Node.js Basics Explained
Rising from non-existence three short years ago, Node.js is already attracting the accolades and disdain enjoyed and endured by the Ruby and Rails community just a short time ago. It overtook Rails as the most popular Github repository last November (now superseded by Twitter's Bootstrap project) and was selected by InfoWorld for the Technology of the Year Award in 2012.
If you've never used Node.js before or have limited experience, it may not be obvious why people are so excited about it. This post will attempt to explain the basic theory central to Node's approach, arming you with a better frame of reference for the debates you'll undoubtedly encounter.
Please note that this post won't make much sense without a very basic familiarity with Node. Consider checking out the Node.js website and reading a few articles on Node first if that's the case.
The core premise behind Node's approach is that I/O operations are slow compared to the computation done in your application. Consider the table below, taken from Ryan Dahl's 2008.11.08 presentation on Node.js. It shows various I/O operations on the left and the number of CPU cycles it takes to perform them. Don't focus on the actual numbers, but on the differences in magnitude for the operations.
From the table you can see that disk and network access times dwarf things like memory access or L1 and L2 cache access. The chart below makes the magnitude differences even more obvious. The L1, L2, and RAM access times are so much smaller than disk and network access that their bars don't even appear on the graph.
If you can buy that I/O operations are often orders of magnitude slower than the computation you're performing in your app, then what is your app doing during the I/O operations? It's waiting! It's execution is literally blocked until the I/O operation completes.
Consider the following fictitious web request. The slim green bars represent the time your application devotes to processing and the gray bars represent the time spent waiting for I/O to complete. The example starts off with some logic to process the request.
- Parse the request and invoke the appropriate controller logic
- Initiate a database query or maybe a request to an external service
- Wait for I/O
- Process the query results and write some data to a log file
- Wait for I/O
- Perform some final formatting of the results and return them to the client
The vast majority of time spent during the request involved waiting for the I/O operations, and there were only two. Very little time is actually used to perform application-specific processing. Node.js was designed from the start to exploit this imbalance.
Before we get into the approach Node.js takes to scaling, let's consider how our made-up web request would be scaled with other models.
Scaling with Threads
Using a thread based model, you'd scale the above example by creating multiple threads, one for each concurrent connection. The diagram below depicts a threaded model capable of handling four concurrent connections.
While this approach allows us to scale by adding more threads, each thread still spends most of its time waiting for I/O, not processing your application logic. Unfortunately, continuing to add threads introduces context switching overhead and uses considerable memory to maintain execution stacks.
Scaling with Processes
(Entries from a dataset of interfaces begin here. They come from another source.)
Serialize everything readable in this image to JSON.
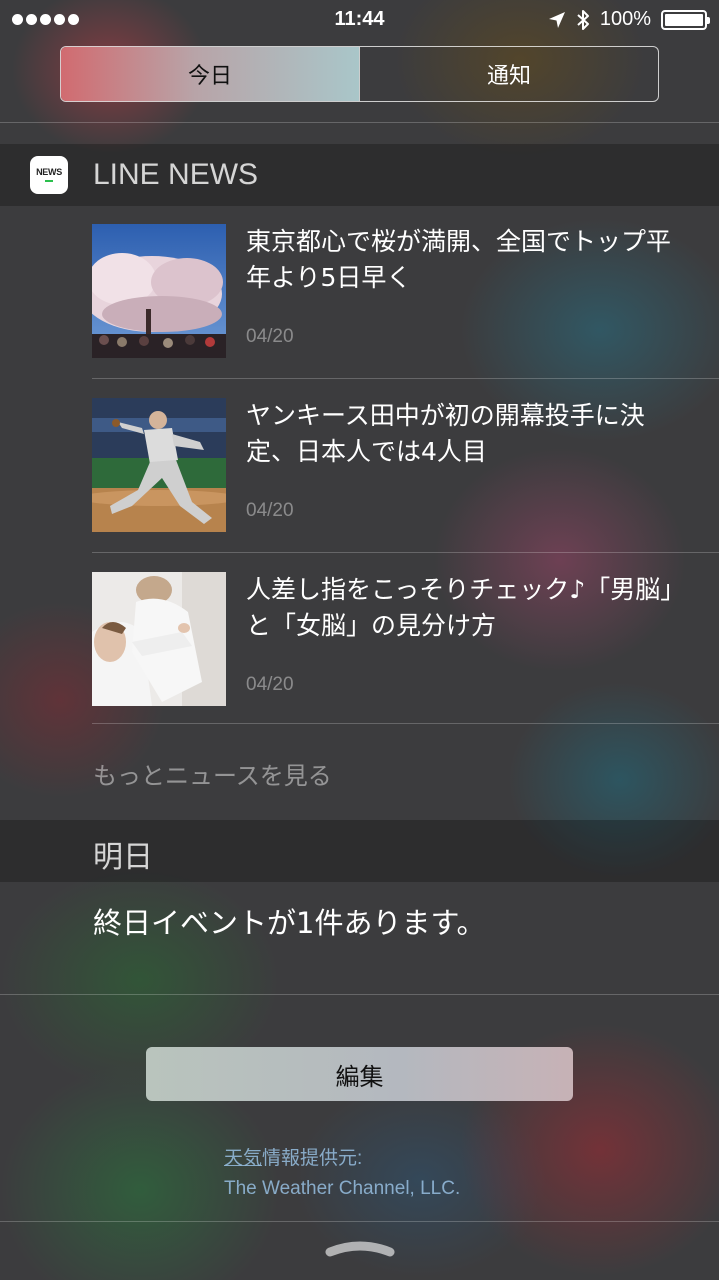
{
  "status_bar": {
    "time": "11:44",
    "battery": "100%",
    "battery_level": 1.0,
    "icons": [
      "signal-dots-icon",
      "location-arrow-icon",
      "bluetooth-icon",
      "battery-icon"
    ]
  },
  "segment": {
    "tabs": [
      {
        "label": "今日",
        "active": true
      },
      {
        "label": "通知",
        "active": false
      }
    ]
  },
  "news_widget": {
    "app_name": "LINE NEWS",
    "app_icon_text": "NEWS",
    "items": [
      {
        "title": "東京都心で桜が満開、全国でトップ平年より5日早く",
        "date": "04/20",
        "thumbnail": "cherry-blossom-photo"
      },
      {
        "title": "ヤンキース田中が初の開幕投手に決定、日本人では4人目",
        "date": "04/20",
        "thumbnail": "baseball-pitcher-photo"
      },
      {
        "title": "人差し指をこっそりチェック♪「男脳」と「女脳」の見分け方",
        "date": "04/20",
        "thumbnail": "couple-photo"
      }
    ],
    "more_label": "もっとニュースを見る"
  },
  "tomorrow_widget": {
    "title": "明日",
    "event_text": "終日イベントが1件あります。"
  },
  "edit_button": {
    "label": "編集"
  },
  "attribution": {
    "link_text": "天気",
    "rest_text": "情報提供元:",
    "provider": "The Weather Channel, LLC."
  },
  "colors": {
    "active_tab_start": "#d16b70",
    "active_tab_end": "#a9c6c9",
    "attribution_link": "#96bee1"
  }
}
Another popular approach to scaling your application is to run multiple processes. As you can see from the diagram below, the theory behind scaling with multiple processes is basically the same as scaling with threads, although it does use more memory. Like the threading model, each process still spends most of its time waiting on I/O.
Scaling with Node.js
Since the code you write for Node.js executes in a single thread within a single process, it takes a different approach to scaling. It extracts the "I/O waiting" by using an internal thread pool or leveraging asynchronous I/O APIs of the host operating system to free your thread for processing other connections. Instead of your code blocking on I/O operations, it's freed to process other connections. When the I/O operation completes, your code is called back to handle the results.
With Node.js your code never blocks for I/O operations, eliminating those long gray bars of waiting time. This non-blocking mode of operation is what allows Node.js to handle large numbers of concurrent connections without overly-straining system resources.
The success of Node.js relies on the premise that time spent waiting for I/O far outweighs the time spent executing application logic. While that's true of many of todays' web/network-based applications, it doesn't always apply. If your application is more CPU-intensive with minimal I/O by comparison, then Node.js is probably not the right platform. As my father used to say, don't try to fit a square peg in a round hole.